One of the key purposes of a cyclical management system is to take opportunities for continual improvement. This can be influenced not just by identified shortfalls in performance against benchmarked best practice, but also by identifying where new technologies, for example, can reduce risks that do not exceed excessive costs. Other improvements could relate to ensuring the system is fully aligned as an integral part of the business.

Any change or improvement may have resource implications and the management review should identify what these resource implications are. The process for managing change will depend on the types of outcomes from the review process.

The outcomes of the management review should be communicated and where necessary consulted on with relevant stakeholders both internal and external to the organisation.

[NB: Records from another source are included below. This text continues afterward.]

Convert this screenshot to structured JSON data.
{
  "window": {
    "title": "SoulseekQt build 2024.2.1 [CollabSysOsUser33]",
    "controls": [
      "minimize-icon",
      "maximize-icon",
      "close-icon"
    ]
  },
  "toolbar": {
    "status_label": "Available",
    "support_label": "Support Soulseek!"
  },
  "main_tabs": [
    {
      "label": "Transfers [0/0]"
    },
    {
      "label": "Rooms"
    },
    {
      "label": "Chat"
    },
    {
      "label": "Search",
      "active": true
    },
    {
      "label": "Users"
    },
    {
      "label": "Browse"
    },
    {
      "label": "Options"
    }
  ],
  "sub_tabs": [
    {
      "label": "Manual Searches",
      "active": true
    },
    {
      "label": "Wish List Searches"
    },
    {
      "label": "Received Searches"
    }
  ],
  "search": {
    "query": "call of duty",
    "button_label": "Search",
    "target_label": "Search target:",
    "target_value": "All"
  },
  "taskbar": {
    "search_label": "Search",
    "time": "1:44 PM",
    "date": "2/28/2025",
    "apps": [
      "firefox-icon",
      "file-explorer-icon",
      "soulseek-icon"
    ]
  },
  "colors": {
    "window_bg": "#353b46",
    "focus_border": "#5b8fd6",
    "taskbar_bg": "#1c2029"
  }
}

However, it may be the case that the outcomes and recommendations may require top management review and approval prior to being released into the public domain and implemented. This will very much depend on the sensitivity of the outcomes and the organisation culture.

Adequate records also need to be kept that ensure the findings of the review process are available to relevant parties such as enforcing authorities, staff representatives, those undertaking future management reviews, insurers, etc.

BS 18004 recommends that the outputs should be “incorporated within performance reports for communication to their various stakeholders”. This could include annual reports to investors, corporate governance and social responsibility statements.

Finally, where the management review indicates areas of good performance or even performance beyond the objectives set, top management may wish to celebrate this and recognise/reward those responsible for good performance levels.

Contact Walker Health and Safety Services for further advice.

 

Why health and safety training is needed

The Health and Safety at Work Act, etc 1974 states that employers should provide “such information, instruction, training and supervision as is necessary to ensure, so far as is reasonably practicable, the health and safety at work of his employees”. The Management of Health and Safety at Work Regulations 1999 further require that employers provide employees with adequate health and safety training both on recruitment and when the risks to which they are exposed change, for example, where they move to a new role or when new work equipment is provided.

The Management of Health and Safety at Work Regulations 1999 go on to state that training should be repeated periodically where appropriate, be adapted to take account of any new or different risks and take place during working hours. Other sets of regulations which require training of employees include the Health and Safety (Display Screen Equipment) Regulations 1992, the Health and Safety (First-Aid) Regulations 1981, the Provision and Use of Work Equipment Regulations 1998 and the Regulatory Reform (Fire Safety) Order 2005.

Organisations that have their health and safety management systems certified, for example to BS OHSAS 18001 or ISO 45001, are also required to conform to requirements concerning competence.

Unfortunately, when it comes to work-related training, there is no one-size-fits-all. Employers should consider who in their organisation needs training, what training should be provided, when, by whom, and when training should be repeated and refreshed. Consideration should also be paid to whether staff require formal qualifications for their role, such as facility managers, first aiders, or the maintenance teams responsible for legionella safety.

Ensure Employees follow Your Training: 5 Top Tips. Click here

Training – Contact Us for your training requirements or to discuss training solutions. Click here to look at our website training page.